Therefore Aaron David Miller believes that the opportunity for Obama to open direct or indirect talks with Hamas may not be available at present. In response to Obama himself saying that he will find ways of opening dialogue with enemies of America, Aaron David Miller said, “The problem is that there are two types of enemies of America; countries like Iran or Syria, and groups like Hezbollah and Hamas. It is not in America’s record to engage with organizations that are not countries, especially when these organizations are in conflict with America, and are enemies of allies and friends of America.” “I believe that Obama is sincere in his intentions to engage with the enemies of America, starting with [opening] serious dialogue with Iran (which he confirmed in a television interview with ABC) and this is what he will do, as well as expanding America’s relationship with Damascus,” he said.

Aaron David Miller explained the depth of the problem, that the Palestinians are divided; the peace process cannot move forward until there is only one Palestinian authority, and one negotiating delegation. Until Palestinian politics is united there can be no solution to the Palestinian-Israeli problem. “I am not sure that anyone in London or Washington or Cairo or Tel Aviv or Gaza has an answer now,” he added.

There must be moderates in Hamas who are aware that any solution in the Middle East will require US intervention. Syria knows this and is waiting for the new [US] administration to re-establish communication with Israel. Syria “suspended” negotiations but did not say that it had ended them altogether. Iran also knows this, and is waiting for Obama’s arrival, and will greet him with a new Iranian president.

Propaganda does not feed anyone or satisfy hunger. The Palestinian cause must not be brought to an end, and this is the card that is being used by Iran and Syria to support their argument that they are the only two countries able [to fulfil this] either by providing a solution, or by spreading terror and instability. This may be an opportunity for Ismail Haniyeh or Mohamed Nazal [member of Hamas politburo], or even Khaled Mishal.

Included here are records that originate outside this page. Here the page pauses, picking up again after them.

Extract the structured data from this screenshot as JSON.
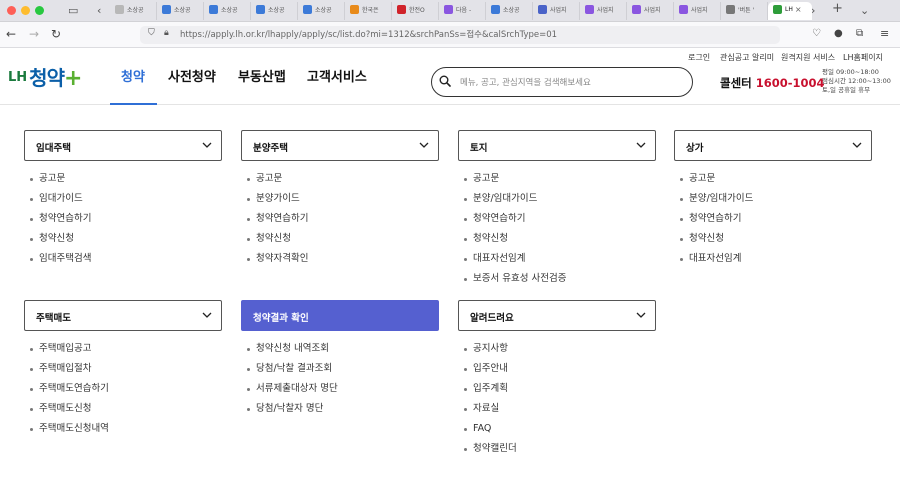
{
  "browser": {
    "tabs": [
      {
        "label": "소상공",
        "color": "#b8b8b8"
      },
      {
        "label": "소상공",
        "color": "#3c7ad8"
      },
      {
        "label": "소상공",
        "color": "#3c7ad8"
      },
      {
        "label": "소상공",
        "color": "#3c7ad8"
      },
      {
        "label": "소상공",
        "color": "#3c7ad8"
      },
      {
        "label": "한국은",
        "color": "#e88a1a"
      },
      {
        "label": "한전O",
        "color": "#d0232a"
      },
      {
        "label": "다음 -",
        "color": "#8a56e0"
      },
      {
        "label": "소상공",
        "color": "#3c7ad8"
      },
      {
        "label": "사업지",
        "color": "#4a63c8"
      },
      {
        "label": "사업지",
        "color": "#8a56e0"
      },
      {
        "label": "사업지",
        "color": "#8a56e0"
      },
      {
        "label": "사업지",
        "color": "#8a56e0"
      },
      {
        "label": "'버튼 '",
        "color": "#777777"
      }
    ],
    "active_tab": {
      "label": "LH",
      "color": "#2e9d3a"
    },
    "url": "https://apply.lh.or.kr/lhapply/apply/sc/list.do?mi=1312&srchPanSs=접수&calSrchType=01"
  },
  "header": {
    "logo_lh": "LH",
    "logo_text": "청약",
    "logo_plus": "+",
    "gnb": [
      "청약",
      "사전청약",
      "부동산맵",
      "고객서비스"
    ],
    "gnb_active": "청약",
    "util": [
      "로그인",
      "관심공고 알리미",
      "원격지원 서비스",
      "LH홈페이지"
    ],
    "search_placeholder": "메뉴, 공고, 관심지역을 검색해보세요",
    "callcenter_label": "콜센터",
    "callcenter_number": "1600-1004",
    "hours": [
      "평일 09:00~18:00",
      "점심시간 12:00~13:00",
      "토,일 공휴일 휴무"
    ]
  },
  "menus": [
    {
      "title": "임대주택",
      "active": false,
      "items": [
        "공고문",
        "임대가이드",
        "청약연습하기",
        "청약신청",
        "임대주택검색"
      ]
    },
    {
      "title": "분양주택",
      "active": false,
      "items": [
        "공고문",
        "분양가이드",
        "청약연습하기",
        "청약신청",
        "청약자격확인"
      ]
    },
    {
      "title": "토지",
      "active": false,
      "items": [
        "공고문",
        "분양/임대가이드",
        "청약연습하기",
        "청약신청",
        "대표자선임계",
        "보증서 유효성 사전검증"
      ]
    },
    {
      "title": "상가",
      "active": false,
      "items": [
        "공고문",
        "분양/임대가이드",
        "청약연습하기",
        "청약신청",
        "대표자선임계"
      ]
    },
    {
      "title": "주택매도",
      "active": false,
      "items": [
        "주택매입공고",
        "주택매입절차",
        "주택매도연습하기",
        "주택매도신청",
        "주택매도신청내역"
      ]
    },
    {
      "title": "청약결과 확인",
      "active": true,
      "items": [
        "청약신청 내역조회",
        "당첨/낙찰 결과조회",
        "서류제출대상자 명단",
        "당첨/낙찰자 명단"
      ]
    },
    {
      "title": "알려드려요",
      "active": false,
      "items": [
        "공지사항",
        "입주안내",
        "입주계획",
        "자료실",
        "FAQ",
        "청약캘린더"
      ]
    }
  ]
}
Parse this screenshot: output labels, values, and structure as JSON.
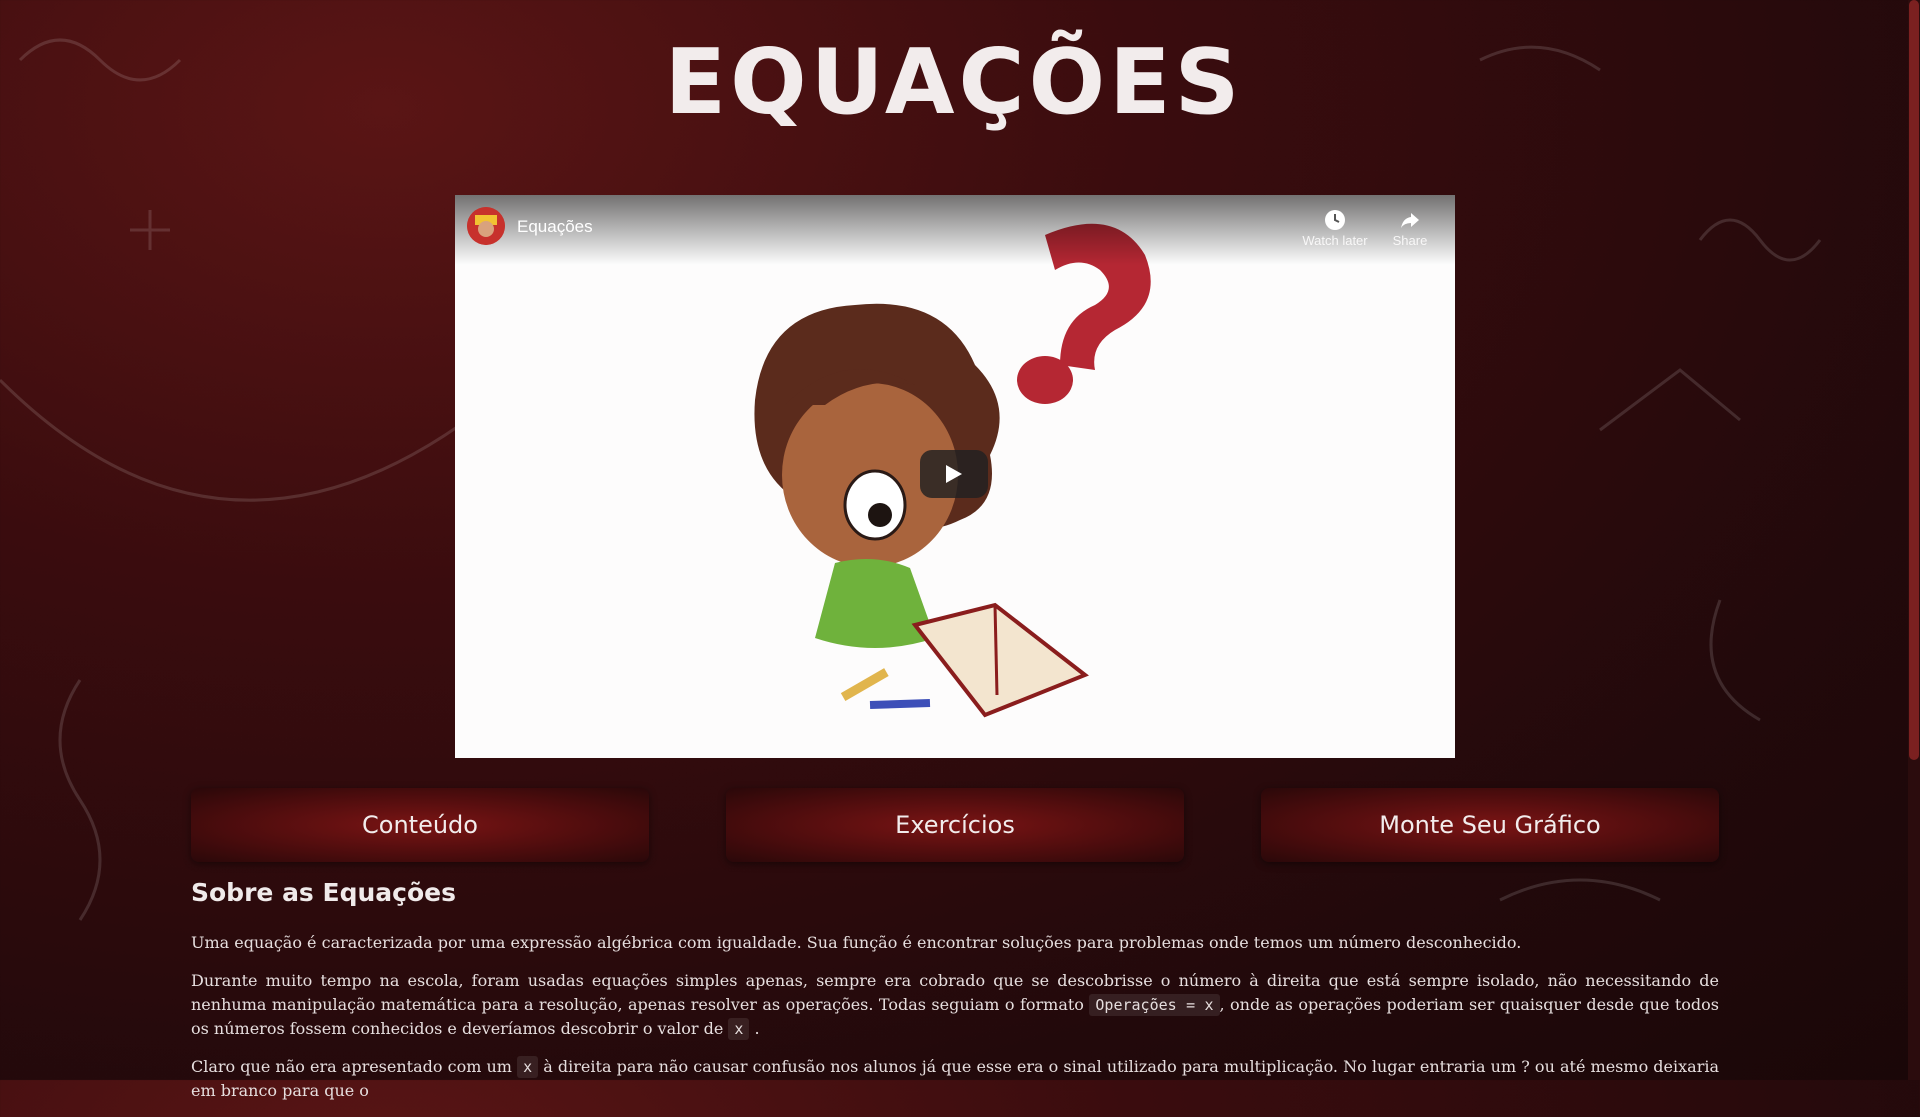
{
  "logo": {
    "text": "EQUAÇÕES"
  },
  "video": {
    "title": "Equações",
    "watch_later_label": "Watch later",
    "share_label": "Share"
  },
  "nav": [
    {
      "label": "Conteúdo"
    },
    {
      "label": "Exercícios"
    },
    {
      "label": "Monte Seu Gráfico"
    }
  ],
  "article": {
    "heading": "Sobre as Equações",
    "p1": "Uma equação é caracterizada por uma expressão algébrica com igualdade. Sua função é encontrar soluções para problemas onde temos um número desconhecido.",
    "p2_part1": "Durante muito tempo na escola, foram usadas equações simples apenas, sempre era cobrado que se descobrisse o número à direita que está sempre isolado, não necessitando de nenhuma manipulação matemática para a resolução, apenas resolver as operações. Todas seguiam o formato",
    "p2_code1": "Operações = x",
    "p2_part2": ", onde as operações poderiam ser quaisquer desde que todos os números fossem conhecidos e deveríamos descobrir o valor de",
    "p2_code2": "x",
    "p2_part3": ".",
    "p3_part1": "Claro que não era apresentado com um",
    "p3_code1": "x",
    "p3_part2": "à direita para não causar confusão nos alunos já que esse era o sinal utilizado para multiplicação. No lugar entraria um ? ou até mesmo deixaria em branco para que o"
  },
  "colors": {
    "background": "#3a0c0e",
    "nav_button": "#7a1414",
    "text": "#e6dede",
    "accent": "#b3202e"
  },
  "icons": {
    "watch_later": "clock-icon",
    "share": "share-arrow-icon",
    "play": "play-icon"
  }
}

The Palestinian people in Gaza are the ones who are dying and whose houses are being destroyed. All of those who demonstrated [for Gaza around the world] returned to their homes to sleep in their beds assured of their own security provided by their own country or the country that they live in. It is time for the children of Gaza to go [back] to school, wear clean and warm clothes, and eat fresh food. Peace is not a defeat, it is the future. The moderates within the Hamas movement must first pray to God to provide them with the wisdom and courage to take a bold decision to save their people. It was these people who elected Hamas on the basis that it would rescue the people from the corruption of Fatah, and provide them with a decent life, not embroil them in a disproportionate war. The Palestinians deserve national reconciliation.